I have been in contact with at least two of its surviving pilots, Captain Henry D. “Hank” Moreland of Ballinger, Texas, and Gene Nobel of Tulsa, Okla., about the upcoming dedication at the museum at Merville, France. I’ve also contacted Dr. Sally and Cindy Harper, “Hot Shot Charlie” Harper’s daughters, as well as widows Barbara Smaltz and Margaret Lawler. The modern version of the 440th is the 440th Airlift Wing, based at Pope Air Force Base, N.C., commanded by Colonel Merle Hart, who is as enthusiastic about this project as the rest of us are. We will be in France in June for Snafu’s dedication.
I cannot tell you the feeling I had when the museum director’s call came last August, telling me that my dad’s plane had been found.
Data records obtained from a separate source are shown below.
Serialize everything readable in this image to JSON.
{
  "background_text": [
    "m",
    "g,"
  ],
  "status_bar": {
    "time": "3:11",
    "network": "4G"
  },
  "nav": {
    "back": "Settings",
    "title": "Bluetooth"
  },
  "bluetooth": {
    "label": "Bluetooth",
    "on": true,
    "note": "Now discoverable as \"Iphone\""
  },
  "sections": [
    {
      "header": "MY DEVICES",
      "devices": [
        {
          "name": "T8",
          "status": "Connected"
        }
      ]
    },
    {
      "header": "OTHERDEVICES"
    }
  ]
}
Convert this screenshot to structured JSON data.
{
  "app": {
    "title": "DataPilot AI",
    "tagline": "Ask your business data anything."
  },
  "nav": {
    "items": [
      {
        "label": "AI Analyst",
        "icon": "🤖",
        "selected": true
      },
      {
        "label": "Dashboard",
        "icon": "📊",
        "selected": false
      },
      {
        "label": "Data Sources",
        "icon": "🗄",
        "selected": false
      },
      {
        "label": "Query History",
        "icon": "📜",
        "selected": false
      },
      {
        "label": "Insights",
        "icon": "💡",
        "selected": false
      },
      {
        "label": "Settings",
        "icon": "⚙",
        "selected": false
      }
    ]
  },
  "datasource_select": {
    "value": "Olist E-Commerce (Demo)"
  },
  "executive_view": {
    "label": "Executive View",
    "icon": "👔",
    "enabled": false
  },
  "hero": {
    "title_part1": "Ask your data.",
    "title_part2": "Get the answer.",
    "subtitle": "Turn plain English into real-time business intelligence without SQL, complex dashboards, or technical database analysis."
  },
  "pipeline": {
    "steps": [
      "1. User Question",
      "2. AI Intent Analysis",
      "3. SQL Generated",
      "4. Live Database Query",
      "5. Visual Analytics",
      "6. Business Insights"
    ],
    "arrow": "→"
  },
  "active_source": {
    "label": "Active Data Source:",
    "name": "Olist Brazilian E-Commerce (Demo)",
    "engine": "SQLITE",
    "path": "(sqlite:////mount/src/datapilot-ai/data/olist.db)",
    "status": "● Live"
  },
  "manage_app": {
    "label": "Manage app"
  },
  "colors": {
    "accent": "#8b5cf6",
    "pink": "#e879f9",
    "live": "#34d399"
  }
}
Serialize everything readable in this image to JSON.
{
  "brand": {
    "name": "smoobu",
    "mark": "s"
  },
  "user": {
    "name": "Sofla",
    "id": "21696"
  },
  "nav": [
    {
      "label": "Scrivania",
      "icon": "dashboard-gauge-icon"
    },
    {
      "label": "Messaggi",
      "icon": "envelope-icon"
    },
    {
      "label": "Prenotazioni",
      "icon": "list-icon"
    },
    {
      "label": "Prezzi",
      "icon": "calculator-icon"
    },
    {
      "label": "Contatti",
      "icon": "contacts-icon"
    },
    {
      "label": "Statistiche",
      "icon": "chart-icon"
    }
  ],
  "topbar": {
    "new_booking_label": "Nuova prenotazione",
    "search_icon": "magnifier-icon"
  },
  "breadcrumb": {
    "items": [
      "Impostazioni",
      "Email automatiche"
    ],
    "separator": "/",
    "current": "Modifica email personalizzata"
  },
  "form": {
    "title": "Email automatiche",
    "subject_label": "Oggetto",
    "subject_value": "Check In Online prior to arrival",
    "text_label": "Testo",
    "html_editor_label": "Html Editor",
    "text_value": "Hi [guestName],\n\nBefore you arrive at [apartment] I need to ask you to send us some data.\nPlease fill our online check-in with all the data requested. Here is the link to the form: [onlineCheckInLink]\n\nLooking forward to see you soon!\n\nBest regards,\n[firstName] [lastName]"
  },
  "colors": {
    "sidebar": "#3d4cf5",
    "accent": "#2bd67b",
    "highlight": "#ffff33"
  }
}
It seemed to once again bring me closer to him.
EAA Ford TriMotor
I enjoyed the May issue on several counts, including the article on “Ford’s Forgotten Aviation Legacy,” by C.V. Glines. When the EAA Ford TriMotor came to the Washington, D.C., area two years ago, I took my two grandsons for a ride. Before getting aboard, while standing under the right wing, I gave them a quick rundown of commercial aviation in the ’20s. When I realized they were more interested in getting a window seat, I explained that everyone gets a window seat on this plane. They were amazed at the Ford’s interior, window seats and all.
When I asked the pilot about performance, he told me, “We take off in a couple of hundred feet, climb at 80 knots, cruise at 80 knots and come in on final at 80 knots”—bit of an exaggeration maybe, but not much.
Frank J. Regan
Ellicott City, Md.
Originally published in the September 2008 issue of Aviation History. To subscribe, click here.